The way the Government has managed New Zealand’s response to the Covid-19 pandemic has been remarkable. Not only has the health response been outstanding, but the communication has been clear and impactful enough to ensure the majority of New Zealanders have done what has been asked of them.
As of writing, the only known Covid-19 cases are among those in managed isolation as part of New Zealand’s border control process for Kiwis returning from overseas.
Many businesses are hurting due to the measures put in place by the Government to eliminate the virus – but the economic impact would likely have been at least as bad, and probably longer lasting, had New Zealand not taken the steps it has.
The learnings from New Zealand’s response to the virus make an ideal case study in effective crisis management and communications.
And they aren’t just applicable to Government. The learnings also apply to any business that’s looking to manage a crisis and preserve its brand and reputation.

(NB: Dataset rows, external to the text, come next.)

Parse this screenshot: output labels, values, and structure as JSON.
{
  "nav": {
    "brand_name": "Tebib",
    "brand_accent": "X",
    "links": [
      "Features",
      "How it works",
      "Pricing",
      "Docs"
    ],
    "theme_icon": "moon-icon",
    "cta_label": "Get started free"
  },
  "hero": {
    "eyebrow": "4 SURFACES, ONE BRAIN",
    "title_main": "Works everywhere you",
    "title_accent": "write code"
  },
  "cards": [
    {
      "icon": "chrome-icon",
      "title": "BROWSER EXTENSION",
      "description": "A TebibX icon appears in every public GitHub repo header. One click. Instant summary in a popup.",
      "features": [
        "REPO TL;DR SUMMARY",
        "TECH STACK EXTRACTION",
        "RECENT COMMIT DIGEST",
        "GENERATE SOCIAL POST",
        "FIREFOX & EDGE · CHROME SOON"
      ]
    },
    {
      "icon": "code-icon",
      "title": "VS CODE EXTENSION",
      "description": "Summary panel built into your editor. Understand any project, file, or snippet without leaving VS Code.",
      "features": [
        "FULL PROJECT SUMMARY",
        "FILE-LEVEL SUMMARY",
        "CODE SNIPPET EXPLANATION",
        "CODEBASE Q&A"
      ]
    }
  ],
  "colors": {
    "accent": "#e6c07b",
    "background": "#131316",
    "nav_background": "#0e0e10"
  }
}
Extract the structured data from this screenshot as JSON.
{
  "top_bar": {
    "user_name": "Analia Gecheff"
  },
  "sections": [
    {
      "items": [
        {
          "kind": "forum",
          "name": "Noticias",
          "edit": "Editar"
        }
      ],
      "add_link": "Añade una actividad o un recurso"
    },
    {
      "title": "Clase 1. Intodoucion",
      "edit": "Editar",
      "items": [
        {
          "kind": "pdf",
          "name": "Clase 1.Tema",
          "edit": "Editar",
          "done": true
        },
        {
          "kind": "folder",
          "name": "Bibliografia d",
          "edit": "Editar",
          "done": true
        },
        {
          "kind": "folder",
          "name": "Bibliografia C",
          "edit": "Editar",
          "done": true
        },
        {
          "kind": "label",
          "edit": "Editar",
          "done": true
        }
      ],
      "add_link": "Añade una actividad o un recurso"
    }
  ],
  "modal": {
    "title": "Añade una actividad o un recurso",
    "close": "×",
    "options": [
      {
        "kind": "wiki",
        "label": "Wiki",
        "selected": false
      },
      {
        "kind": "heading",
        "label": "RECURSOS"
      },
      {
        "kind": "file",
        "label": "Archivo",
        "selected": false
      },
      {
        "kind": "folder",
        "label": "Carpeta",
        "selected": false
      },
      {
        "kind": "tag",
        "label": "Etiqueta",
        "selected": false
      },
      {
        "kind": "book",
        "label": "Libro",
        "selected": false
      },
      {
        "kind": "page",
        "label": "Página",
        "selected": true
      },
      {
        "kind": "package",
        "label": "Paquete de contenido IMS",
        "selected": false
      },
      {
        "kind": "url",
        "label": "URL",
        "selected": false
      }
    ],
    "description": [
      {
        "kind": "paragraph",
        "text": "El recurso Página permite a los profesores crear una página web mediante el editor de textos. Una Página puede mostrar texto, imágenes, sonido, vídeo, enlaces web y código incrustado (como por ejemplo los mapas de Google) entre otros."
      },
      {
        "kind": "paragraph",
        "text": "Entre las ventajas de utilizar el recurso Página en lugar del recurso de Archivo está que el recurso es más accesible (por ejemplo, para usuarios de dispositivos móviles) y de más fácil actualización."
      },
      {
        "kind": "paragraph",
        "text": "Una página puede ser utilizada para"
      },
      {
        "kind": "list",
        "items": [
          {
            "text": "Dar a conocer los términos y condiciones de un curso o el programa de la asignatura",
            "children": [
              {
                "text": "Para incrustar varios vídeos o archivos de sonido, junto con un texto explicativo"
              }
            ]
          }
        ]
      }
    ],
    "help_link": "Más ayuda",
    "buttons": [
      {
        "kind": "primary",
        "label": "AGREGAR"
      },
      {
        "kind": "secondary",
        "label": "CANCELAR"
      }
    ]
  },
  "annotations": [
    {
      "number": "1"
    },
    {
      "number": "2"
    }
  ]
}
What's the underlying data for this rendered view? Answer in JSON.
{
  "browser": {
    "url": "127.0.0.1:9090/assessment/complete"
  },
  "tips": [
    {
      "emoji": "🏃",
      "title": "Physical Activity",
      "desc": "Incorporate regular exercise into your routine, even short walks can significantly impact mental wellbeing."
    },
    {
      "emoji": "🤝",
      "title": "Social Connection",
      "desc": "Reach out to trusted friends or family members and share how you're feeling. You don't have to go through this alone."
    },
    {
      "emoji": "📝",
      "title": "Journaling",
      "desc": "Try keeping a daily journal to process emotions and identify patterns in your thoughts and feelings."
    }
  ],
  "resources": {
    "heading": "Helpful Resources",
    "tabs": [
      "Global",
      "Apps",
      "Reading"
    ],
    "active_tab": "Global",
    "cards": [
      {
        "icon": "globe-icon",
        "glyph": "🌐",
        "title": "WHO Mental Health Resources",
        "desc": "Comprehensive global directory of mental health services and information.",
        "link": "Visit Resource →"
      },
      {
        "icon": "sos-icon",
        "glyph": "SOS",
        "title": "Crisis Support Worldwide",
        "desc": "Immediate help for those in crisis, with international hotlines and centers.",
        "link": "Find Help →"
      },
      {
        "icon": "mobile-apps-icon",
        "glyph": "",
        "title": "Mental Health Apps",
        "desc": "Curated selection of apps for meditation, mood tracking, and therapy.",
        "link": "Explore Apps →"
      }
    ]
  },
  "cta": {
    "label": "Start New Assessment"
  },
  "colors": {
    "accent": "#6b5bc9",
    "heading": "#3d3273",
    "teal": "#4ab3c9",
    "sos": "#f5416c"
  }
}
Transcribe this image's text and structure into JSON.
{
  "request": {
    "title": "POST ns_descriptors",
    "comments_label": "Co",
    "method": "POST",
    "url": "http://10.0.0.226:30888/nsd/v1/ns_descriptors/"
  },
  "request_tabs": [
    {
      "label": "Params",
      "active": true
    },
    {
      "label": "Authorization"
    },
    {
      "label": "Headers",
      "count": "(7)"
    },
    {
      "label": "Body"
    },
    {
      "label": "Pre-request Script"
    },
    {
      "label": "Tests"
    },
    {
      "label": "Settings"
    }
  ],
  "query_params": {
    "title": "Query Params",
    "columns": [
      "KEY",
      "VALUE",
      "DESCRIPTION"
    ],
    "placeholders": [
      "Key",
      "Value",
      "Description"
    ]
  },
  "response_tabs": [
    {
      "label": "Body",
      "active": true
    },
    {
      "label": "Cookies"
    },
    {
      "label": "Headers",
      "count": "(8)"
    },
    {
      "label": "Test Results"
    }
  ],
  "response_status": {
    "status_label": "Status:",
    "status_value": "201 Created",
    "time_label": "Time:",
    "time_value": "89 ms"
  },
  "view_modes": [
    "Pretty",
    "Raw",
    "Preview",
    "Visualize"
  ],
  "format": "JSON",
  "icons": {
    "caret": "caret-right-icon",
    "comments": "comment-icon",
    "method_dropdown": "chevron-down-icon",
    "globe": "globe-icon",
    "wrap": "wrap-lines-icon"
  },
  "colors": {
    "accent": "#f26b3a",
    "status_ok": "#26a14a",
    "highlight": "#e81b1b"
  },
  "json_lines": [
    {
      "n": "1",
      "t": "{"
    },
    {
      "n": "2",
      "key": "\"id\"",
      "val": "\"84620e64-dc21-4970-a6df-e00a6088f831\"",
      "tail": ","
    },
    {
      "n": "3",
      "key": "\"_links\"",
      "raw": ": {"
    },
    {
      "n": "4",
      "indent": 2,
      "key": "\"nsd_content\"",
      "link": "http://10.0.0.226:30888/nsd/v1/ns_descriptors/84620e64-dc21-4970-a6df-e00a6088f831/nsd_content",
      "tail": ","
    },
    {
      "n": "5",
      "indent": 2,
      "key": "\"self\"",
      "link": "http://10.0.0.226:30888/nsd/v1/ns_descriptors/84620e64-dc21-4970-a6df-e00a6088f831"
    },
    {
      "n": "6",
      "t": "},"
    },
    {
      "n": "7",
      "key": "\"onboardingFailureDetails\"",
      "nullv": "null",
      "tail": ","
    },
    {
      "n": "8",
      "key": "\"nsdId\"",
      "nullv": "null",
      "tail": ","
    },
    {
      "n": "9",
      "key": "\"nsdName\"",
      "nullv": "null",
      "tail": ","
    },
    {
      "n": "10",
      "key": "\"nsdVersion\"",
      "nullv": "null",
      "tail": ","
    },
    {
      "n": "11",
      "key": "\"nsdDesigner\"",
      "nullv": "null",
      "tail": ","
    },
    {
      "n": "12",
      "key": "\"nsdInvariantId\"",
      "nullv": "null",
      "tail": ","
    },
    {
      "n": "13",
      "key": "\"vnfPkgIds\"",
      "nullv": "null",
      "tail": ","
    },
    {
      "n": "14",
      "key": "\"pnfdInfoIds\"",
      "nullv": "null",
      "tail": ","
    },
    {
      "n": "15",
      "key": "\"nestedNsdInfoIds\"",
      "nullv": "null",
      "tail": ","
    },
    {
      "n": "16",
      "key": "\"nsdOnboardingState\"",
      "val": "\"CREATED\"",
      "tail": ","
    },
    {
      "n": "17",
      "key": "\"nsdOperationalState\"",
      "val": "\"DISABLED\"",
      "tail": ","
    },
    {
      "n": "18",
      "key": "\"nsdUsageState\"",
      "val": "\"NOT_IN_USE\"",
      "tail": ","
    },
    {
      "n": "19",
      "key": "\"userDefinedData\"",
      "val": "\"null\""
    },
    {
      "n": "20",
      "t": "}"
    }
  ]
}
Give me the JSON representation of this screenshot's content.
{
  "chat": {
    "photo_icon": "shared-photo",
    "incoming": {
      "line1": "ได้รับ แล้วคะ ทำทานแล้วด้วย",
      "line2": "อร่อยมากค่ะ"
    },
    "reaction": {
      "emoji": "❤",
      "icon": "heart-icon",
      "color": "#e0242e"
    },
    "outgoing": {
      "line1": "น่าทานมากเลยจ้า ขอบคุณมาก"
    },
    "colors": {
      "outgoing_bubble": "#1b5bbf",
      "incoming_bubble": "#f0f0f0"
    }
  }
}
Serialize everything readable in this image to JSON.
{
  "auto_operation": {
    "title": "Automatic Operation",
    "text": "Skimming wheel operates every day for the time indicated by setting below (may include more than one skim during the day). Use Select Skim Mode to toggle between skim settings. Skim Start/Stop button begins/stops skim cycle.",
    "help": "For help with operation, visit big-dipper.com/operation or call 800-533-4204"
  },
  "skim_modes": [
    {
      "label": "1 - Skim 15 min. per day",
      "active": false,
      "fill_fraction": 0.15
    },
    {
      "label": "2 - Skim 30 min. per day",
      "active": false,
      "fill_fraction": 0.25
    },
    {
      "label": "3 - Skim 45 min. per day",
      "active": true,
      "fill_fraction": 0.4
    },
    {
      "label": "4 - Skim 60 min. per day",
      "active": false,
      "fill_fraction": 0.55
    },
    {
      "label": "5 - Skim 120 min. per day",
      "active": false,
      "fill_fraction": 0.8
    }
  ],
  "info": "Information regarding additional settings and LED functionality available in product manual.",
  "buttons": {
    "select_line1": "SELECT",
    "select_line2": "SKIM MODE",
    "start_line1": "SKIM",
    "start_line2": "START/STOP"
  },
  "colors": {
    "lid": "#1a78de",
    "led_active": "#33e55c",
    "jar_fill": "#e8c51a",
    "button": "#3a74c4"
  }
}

Perhaps the largest factor in New Zealand’s success has been the Government’s decisiveness. In the early days of the Covid-19 outbreak in New Zealand, the Government moved swiftly, and often a few days before the weight of public opinion required it to do so. This was courageous and ultimately paid off by preventing the virus from gaining a lasting foothold in our community.
The lesson for businesses is that acting early and decisively can be the difference between a great response, and one that will see you on the front page of the newspaper or the 6pm news, for all the wrong reasons.
If you get it right, making a decision early can minimise the impact of a crisis and enable you to shape the narrative. Waiting to see what others are doing before you act can result in missing your opportunity to play a leadership role.
Keep in mind that you should never confuse decisiveness with stubbornness. A good crisis management approach needs to be flexible enough to shift direction if fresh information comes to light or the situation changes.
When it became clear that Covid-19 was under control and community transmission was not occurring during Alert Level 2, the Government moved quickly down to Alert Level 1.
While the government’s response to Covid-19 has been good, it hasn’t been flawless. When two New Zealanders who had recently returned from overseas were granted compassionate leave to visit their dying mother before undergoing a Covid-19 test – a furore broke out. Both were found to have the virus and New Zealanders worried that their drive from Auckland to Wellington for the visit might have unleashed the virus back into the community.
This was a clear misstep and breach of process, but the reputational damage was minimised by early apologies from Prime Minister Jacinda Ardern and Director-General of Health Dr Ashley Bloomfield.
This was coupled with quick action aimed at preventing recurrences, including suspending compassionate exemptions from quarantine, the enlistment of the military to oversee border security and the appointment of Housing Minister Megan Woods to provide ministerial oversight of isolation and quarantine operations.
Regardless of how much difference these actions made in practice, the “optics” were good. The public perception was that changes had quickly been put in place to ensure there were no systems failures in future.
Did you notice how many times Ardern repeated key messages during her daily 1pm briefings? She left little to interpretation and most of us were in no doubt about the situation after each of her presentations. In answering questions she stuck to the script and answered questions in ways that reiterated the key points she wanted to make.
In a crisis it’s vital to know the two of three key points you want to make in every communication – whether it is a press conference, media interview, staff update or even a social media post – and to bring all of your messaging back to those points to make sure they are reinforced.
Another key ingredient in the success of the Government’s response was its authenticity and personality. In responding to a crisis, it’s easy to rely purely on facts and figures in an attempt to communicate key information quickly. Sticking to the facts and avoiding speculation is important, but it can also appear robotic and lacking in empathy.
Ardern humanised the response by acknowledging the hardship people were facing throughout the weeks of Government restrictions and even adding a few touches of humour. This humour could be seen in her response to NZ Herald journalist Jason Walls, who forgot his line of questioning during one of the Government’s press conferences – “We’ll come back to you – no problem. I do worry about your sleep at the moment though, Jason”. It was also present in her “I did a little dance” comment upon hearing the news that the (then thought to be) final person carrying Covid-19 in New Zealand had been cleared of the virus on 7 June.
Touches like these can make a big difference in how people relate to your message on an emotional level. If people can relate to those delivering the message, they are more likely to listen. What’s more, they also tend to be more willing to forgive the odd mistake, if you do make any.